What advice do you have for older Americans watching their 401(k) implode?
Older Americans with 401(k) accounts should have determined their risk tolerance and investment time horizon to have invested their accounts accordingly with the proper asset allocation. This should have been accomplished prior to the current crises. This is crucial to ensure their retirement savings will meet their goals and objectives.
Having said that, the wise thing to do now is to stay the course. Panic selling is never a wise strategy. … History has shown that bear markets are followed by bull markets, and economic recessions are followed by economic expansions. The average business cycle lasts between five to six years, so someone in their 50s who has a large allocation to equities still has plenty of time to recover before being able to withdraw funds without penalties. I’m not suggesting ignoring one’s portfolio. To the contrary, those concerned about their 401(k) accounts should now take the time to become more familiar with their portfolios and financial goals.
If your portfolio’s asset allocation is not aligned with your risk tolerance, investment time horizon, and financial goals, use this time to develop a plan to restructure the portfolio when markets recover.
What about the younger generation, who may not remember the crisis in 2008?
Younger Americans should also determine their risk tolerance and investment time horizon, structuring their portfolios accordingly. The benefit of being young is that time is on their side, so a young person’s portfolio will recover and continue a growth trajectory even if they suffer a few years of negative returns along the way. In my opinion, for young people, this is a great opportunity to be investing in equities.
Is this a good time to sell or buy in the stock market?
It’s never a wise strategy to be selling while the markets are in a panic. Nonetheless, if you have unmet near-term cash needs and, therefore, selling is necessary, then consider raising cash by selling stocks with weak balance sheets and preferably with gains. Hold on to positions with strong balance sheets and positive free cash flow. If you have a portfolio that is currently invested in the markets, and you do not need to withdraw funds in the short-term (six to 12 months out), you should continue with your current investment plan.

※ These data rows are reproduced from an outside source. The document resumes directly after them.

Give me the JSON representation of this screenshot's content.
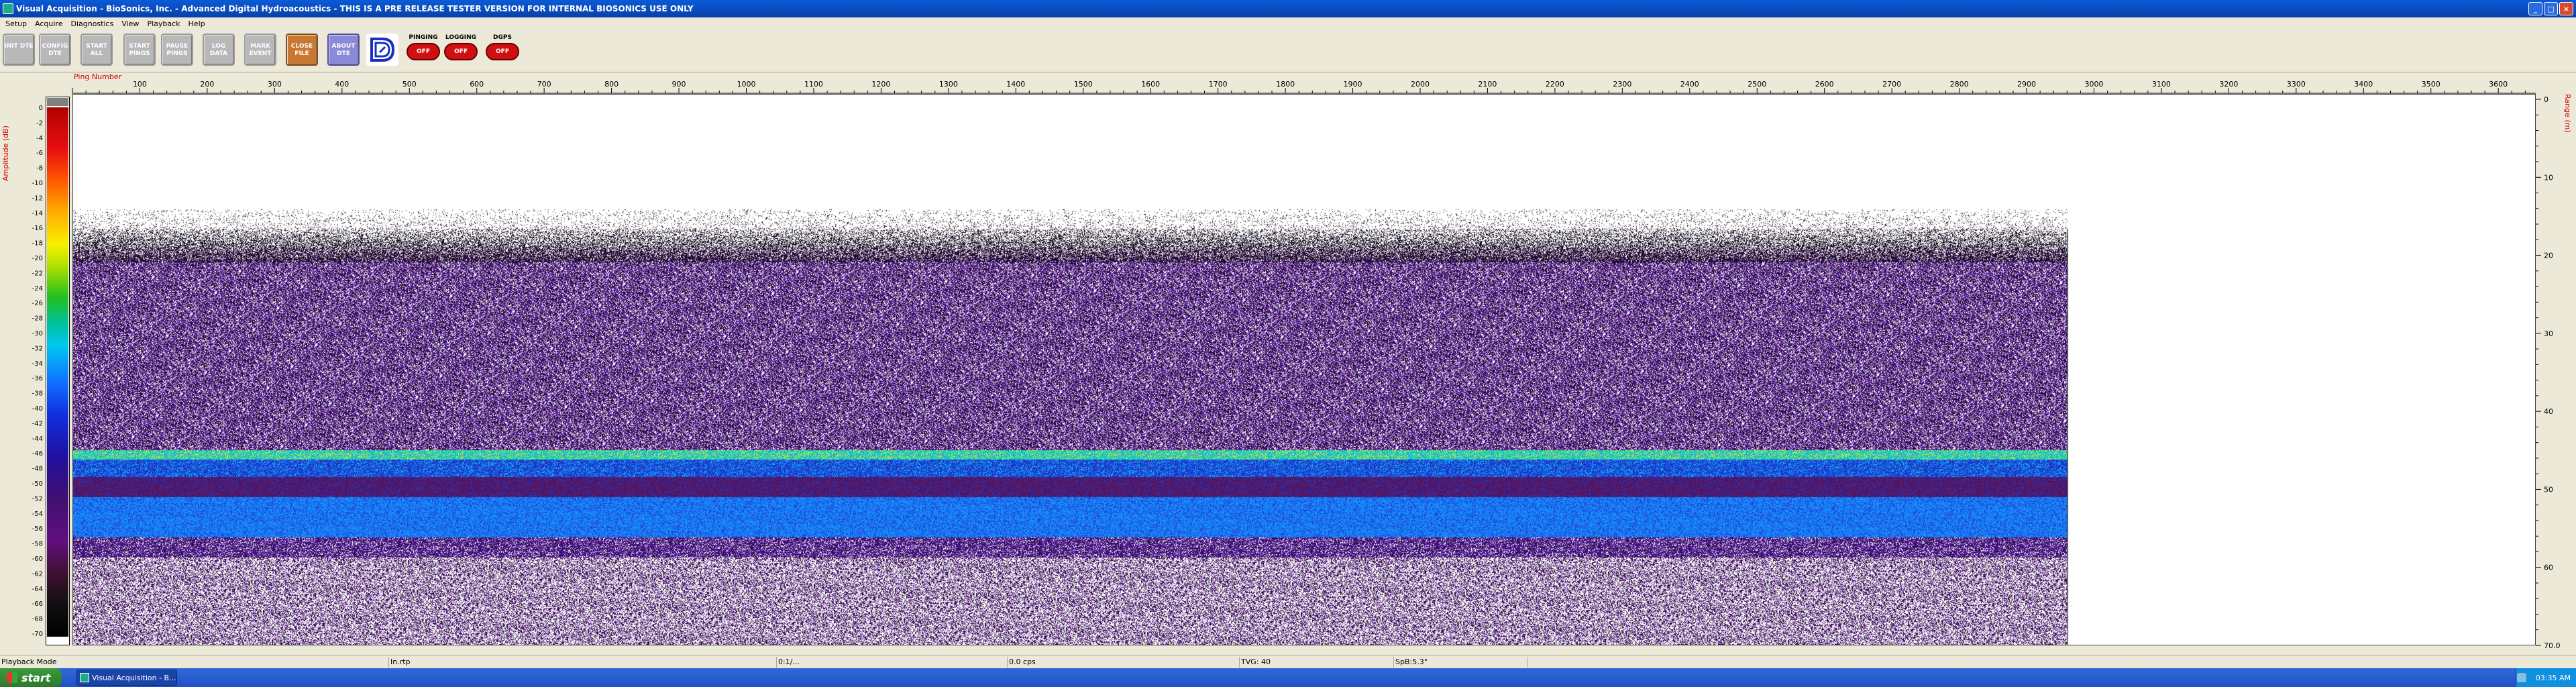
{
  "window": {
    "title": "Visual Acquisition  -  BioSonics, Inc.  -  Advanced Digital Hydroacoustics  -  THIS IS A PRE RELEASE TESTER VERSION FOR INTERNAL BIOSONICS USE ONLY"
  },
  "menu": [
    "Setup",
    "Acquire",
    "Diagnostics",
    "View",
    "Playback",
    "Help"
  ],
  "toolbar": {
    "buttons": [
      {
        "id": "init-dte",
        "label": "INIT DTE",
        "style": "gray"
      },
      {
        "id": "config-dte",
        "label": "CONFIG DTE",
        "style": "gray"
      },
      {
        "id": "start-all",
        "label": "START ALL",
        "style": "gray"
      },
      {
        "id": "start-pings",
        "label": "START PINGS",
        "style": "gray"
      },
      {
        "id": "pause-pings",
        "label": "PAUSE PINGS",
        "style": "gray"
      },
      {
        "id": "log-data",
        "label": "LOG DATA",
        "style": "gray"
      },
      {
        "id": "mark-event",
        "label": "MARK EVENT",
        "style": "gray"
      },
      {
        "id": "close-file",
        "label": "CLOSE FILE",
        "style": "orange"
      },
      {
        "id": "about-dte",
        "label": "ABOUT DTE",
        "style": "blue"
      }
    ],
    "status": [
      {
        "label": "PINGING",
        "state": "OFF"
      },
      {
        "label": "LOGGING",
        "state": "OFF"
      },
      {
        "label": "DGPS",
        "state": "OFF"
      }
    ]
  },
  "echogram": {
    "x_axis_title": "Ping Number",
    "x_ticks": [
      "100",
      "200",
      "300",
      "400",
      "500",
      "600",
      "700",
      "800",
      "900",
      "1000",
      "1100",
      "1200",
      "1300",
      "1400",
      "1500",
      "1600",
      "1700",
      "1800",
      "1900",
      "2000",
      "2100",
      "2200",
      "2300",
      "2400",
      "2500",
      "2600",
      "2700",
      "2800",
      "2900",
      "3000",
      "3100",
      "3200",
      "3300",
      "3400",
      "3500",
      "3600"
    ],
    "left_axis_title": "Amplitude (dB)",
    "amplitude_ticks": [
      "0",
      "-2",
      "-4",
      "-6",
      "-8",
      "-10",
      "-12",
      "-14",
      "-16",
      "-18",
      "-20",
      "-22",
      "-24",
      "-26",
      "-28",
      "-30",
      "-32",
      "-34",
      "-36",
      "-38",
      "-40",
      "-42",
      "-44",
      "-46",
      "-48",
      "-50",
      "-52",
      "-54",
      "-56",
      "-58",
      "-60",
      "-62",
      "-64",
      "-66",
      "-68",
      "-70"
    ],
    "right_axis_title": "Range (m)",
    "range_ticks": [
      "0",
      "10",
      "20",
      "30",
      "40",
      "50",
      "60",
      "70.0"
    ],
    "data_end_ping": 2960,
    "band_colors": {
      "bottom_primary": "#20d8a0",
      "bottom_secondary": "#1a8cff",
      "noise": "#4a1a8a"
    }
  },
  "statusbar": {
    "cells": [
      "Playback Mode",
      "In.rtp",
      "0:1/...",
      "0.0 cps",
      "TVG: 40",
      "SpB:5.3°"
    ]
  },
  "taskbar": {
    "start_label": "start",
    "task_label": "Visual Acquisition - B...",
    "clock": "03:35 AM"
  }
}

I will add that market volatility always brings opportunities. While buying stocks when the market is falling is hard to do, it is the wise thing to do if you are investing for the long term. If an investor has cash to invest, I recommend searching for stocks with strong balance sheets, positive free cash flow, and selling at a discount to their fair market value. Employ dollar cost averaging as picking a bottom is practically impossible to do.